Two small birds perch on a grassy slope that extends in a continuous spatial recession into an amorphous background. The orientation of the plovers to one side of the picture creates a strong contrast and tension between the filled and empty portions of the composition similar to that found in paintings of the Southern Song era (1127-1279). The drawing is quick and sure, and identifies the painter as a master of his trade.
The English name for these birds, plovers, derives from the Latin pluvial, “rain,” because it was believed that they flocked together when rain was imminent. Among the three dozen or so species, the East Asian or Oriental plover breeds in Mongolia and passes through east China while migrating as far as northern Australia, a distant traveler indeed.
Such small-scale scenes featuring birds-in-a-landscape setting began at least by the 12th century, during the Southern Song era, and continued to be popular into the Yuan dynasty (1269-1368). One comparable work, painted by Chen Lin during the early 14th century (fig. 1), features additions by Zhao Mengfu that herald the new literati approach to painting, one that emphasized calligraphic brushwork. The present “Plovers in Grass” is more pictorial in nature and might thus be somewhat earlier, perhaps the later 13th century.

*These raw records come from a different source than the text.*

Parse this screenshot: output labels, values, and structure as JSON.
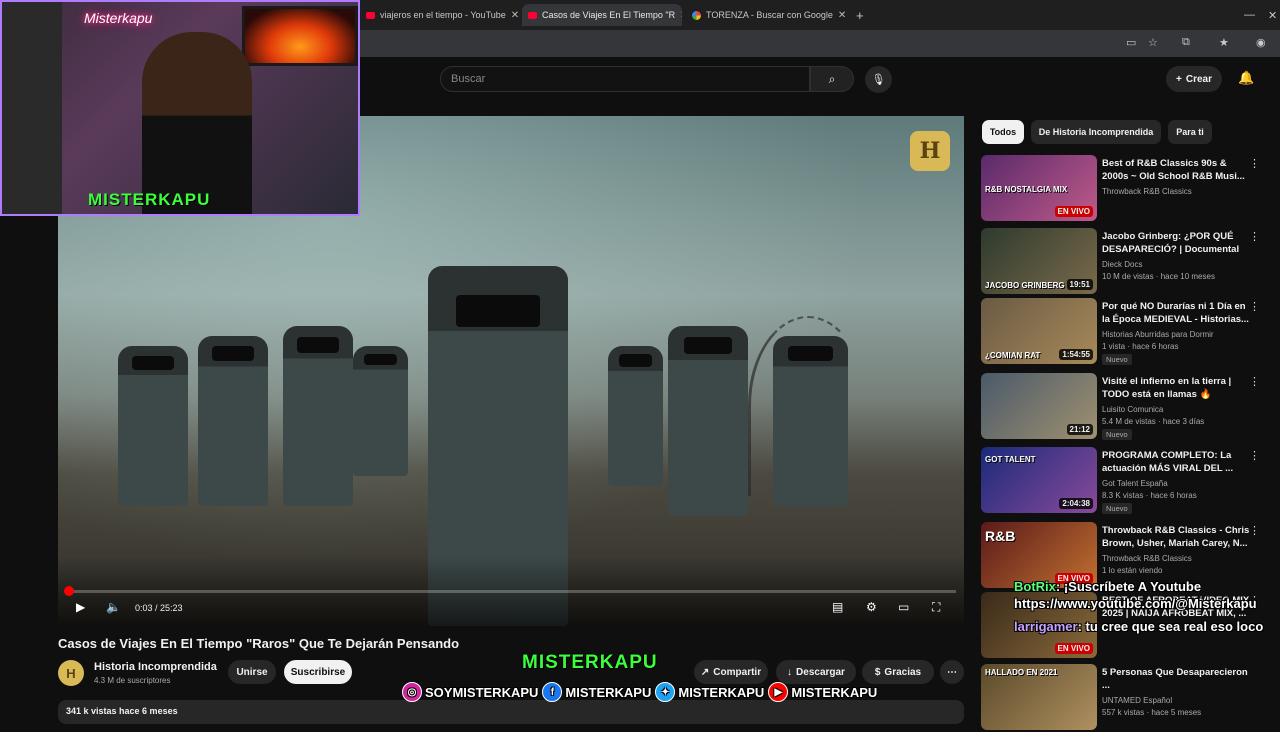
{
  "browser": {
    "tabs": [
      {
        "title": "viajeros en el tiempo - YouTube",
        "icon": "youtube-icon"
      },
      {
        "title": "Casos de Viajes En El Tiempo \"R",
        "icon": "youtube-icon"
      },
      {
        "title": "TORENZA - Buscar con Google",
        "icon": "google-icon"
      }
    ],
    "new_tab": "+"
  },
  "header": {
    "search_placeholder": "Buscar",
    "create_label": "Crear"
  },
  "webcam": {
    "neon_sign": "Misterkapu",
    "name_tag": "MISTERKAPU"
  },
  "player": {
    "time": "0:03 / 25:23",
    "progress": 0.002,
    "channel_logo_letter": "H"
  },
  "video": {
    "title": "Casos de Viajes En El Tiempo \"Raros\" Que Te Dejarán Pensando",
    "channel": "Historia Incomprendida",
    "subscribers": "4.3 M de suscriptores",
    "join": "Unirse",
    "subscribe": "Suscribirse",
    "share": "Compartir",
    "download": "Descargar",
    "thanks": "Gracias",
    "meta": "341 k vistas  hace 6 meses"
  },
  "overlay": {
    "brand": "MISTERKAPU",
    "socials": [
      {
        "handle": "SOYMISTERKAPU",
        "icon": "instagram-icon",
        "color": "#d6249f"
      },
      {
        "handle": "MISTERKAPU",
        "icon": "facebook-icon",
        "color": "#1877f2"
      },
      {
        "handle": "MISTERKAPU",
        "icon": "twitter-icon",
        "color": "#1da1f2"
      },
      {
        "handle": "MISTERKAPU",
        "icon": "youtube-icon",
        "color": "#ff0000"
      }
    ]
  },
  "chips": [
    "Todos",
    "De Historia Incomprendida",
    "Para ti"
  ],
  "recommendations": [
    {
      "title": "Best of R&B Classics 90s & 2000s ~ Old School R&B Musi...",
      "channel": "Throwback R&B Classics",
      "meta": "",
      "badge": "EN VIVO",
      "thumb_text": "R&B NOSTALGIA MIX",
      "thumb_color": "#5a2a6a"
    },
    {
      "title": "Jacobo Grinberg: ¿POR QUÉ DESAPARECIÓ? | Documental",
      "channel": "Dieck Docs",
      "meta": "10 M de vistas · hace 10 meses",
      "duration": "19:51",
      "thumb_text": "JACOBO GRINBERG",
      "thumb_color": "#3a4a3a"
    },
    {
      "title": "Por qué NO Durarías ni 1 Día en la Época MEDIEVAL - Historias...",
      "channel": "Historias Aburridas para Dormir",
      "meta": "1 vista · hace 6 horas",
      "tag": "Nuevo",
      "duration": "1:54:55",
      "thumb_text": "¿COMIAN RAT",
      "thumb_color": "#6a5a44"
    },
    {
      "title": "Visité el infierno en la tierra | TODO está en llamas 🔥",
      "channel": "Luisito Comunica",
      "meta": "5.4 M de vistas · hace 3 días",
      "tag": "Nuevo",
      "duration": "21:12",
      "thumb_text": "",
      "thumb_color": "#5a6a7a"
    },
    {
      "title": "PROGRAMA COMPLETO: La actuación MÁS VIRAL DEL ...",
      "channel": "Got Talent España",
      "meta": "8.3 K vistas · hace 6 horas",
      "tag": "Nuevo",
      "duration": "2:04:38",
      "thumb_text": "GOT TALENT",
      "thumb_color": "#2a3a8a"
    },
    {
      "title": "Throwback R&B Classics - Chris Brown, Usher, Mariah Carey, N...",
      "channel": "Throwback R&B Classics",
      "meta": "1 lo están viendo",
      "badge": "EN VIVO",
      "thumb_text": "R&B",
      "thumb_color": "#7a2a2a"
    },
    {
      "title": "BEST OF AFROBEAT VIDEO MIX 2025 | NAIJA AFROBEAT MIX, ...",
      "channel": "",
      "meta": "",
      "badge": "EN VIVO",
      "thumb_text": "",
      "thumb_color": "#4a3a2a"
    },
    {
      "title": "5 Personas Que Desaparecieron ...",
      "channel": "UNTAMED Español",
      "meta": "557 k vistas · hace 5 meses",
      "thumb_text": "HALLADO EN 2021",
      "thumb_color": "#6a5a3a"
    }
  ],
  "chat": [
    {
      "user": "BotRix",
      "message": ": ¡Suscríbete A Youtube https://www.youtube.com/@Misterkapu"
    },
    {
      "user": "larrigamer",
      "message": ": tu cree que sea real eso loco"
    }
  ]
}
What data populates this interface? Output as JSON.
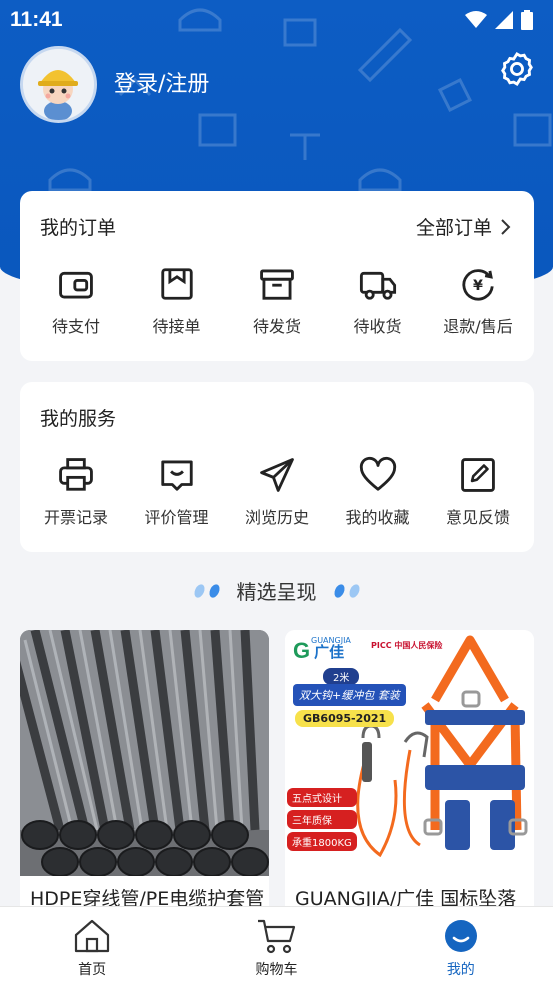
{
  "status_bar": {
    "time": "11:41"
  },
  "profile": {
    "login_label": "登录/注册"
  },
  "orders": {
    "title": "我的订单",
    "all_label": "全部订单",
    "items": [
      {
        "label": "待支付",
        "icon": "wallet-icon"
      },
      {
        "label": "待接单",
        "icon": "inbox-icon"
      },
      {
        "label": "待发货",
        "icon": "box-icon"
      },
      {
        "label": "待收货",
        "icon": "truck-icon"
      },
      {
        "label": "退款/售后",
        "icon": "refund-icon"
      }
    ]
  },
  "services": {
    "title": "我的服务",
    "items": [
      {
        "label": "开票记录",
        "icon": "printer-icon"
      },
      {
        "label": "评价管理",
        "icon": "review-icon"
      },
      {
        "label": "浏览历史",
        "icon": "send-icon"
      },
      {
        "label": "我的收藏",
        "icon": "heart-icon"
      },
      {
        "label": "意见反馈",
        "icon": "edit-icon"
      }
    ]
  },
  "featured": {
    "title": "精选呈现",
    "products": [
      {
        "title": "HDPE穿线管/PE电缆护套管"
      },
      {
        "title": "GUANGJIA/广佳 国标坠落",
        "image_text": {
          "brand": "广佳",
          "brand_latin": "GUANGJIA",
          "insurer": "PICC 中国人民保险",
          "length": "2米",
          "desc": "双大钩+缓冲包 套装",
          "standard": "GB6095-2021",
          "features": [
            "五点式设计",
            "三年质保",
            "承重1800KG"
          ]
        }
      }
    ]
  },
  "bottom_nav": [
    {
      "label": "首页",
      "icon": "home-icon"
    },
    {
      "label": "购物车",
      "icon": "cart-icon"
    },
    {
      "label": "我的",
      "icon": "profile-icon"
    }
  ],
  "colors": {
    "brand_blue": "#0d5dc4",
    "accent": "#1565c0"
  }
}
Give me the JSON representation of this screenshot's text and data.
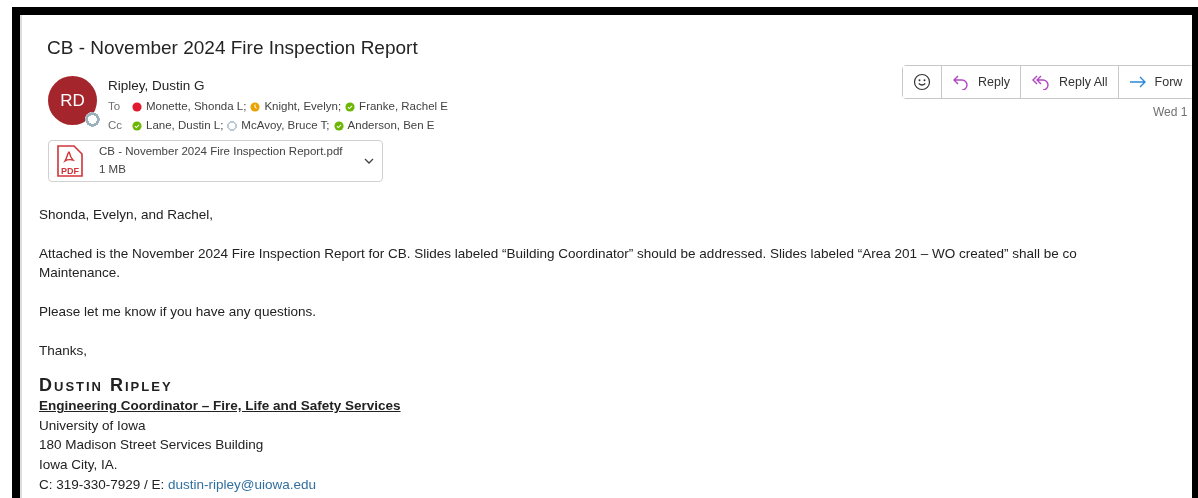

Fig. 1. Chen Lin and Zhao Mengfu: “Duck on Riverbank,” after Gugong shuhua tulu, Taipei, 1990, vol. 4, p. 145.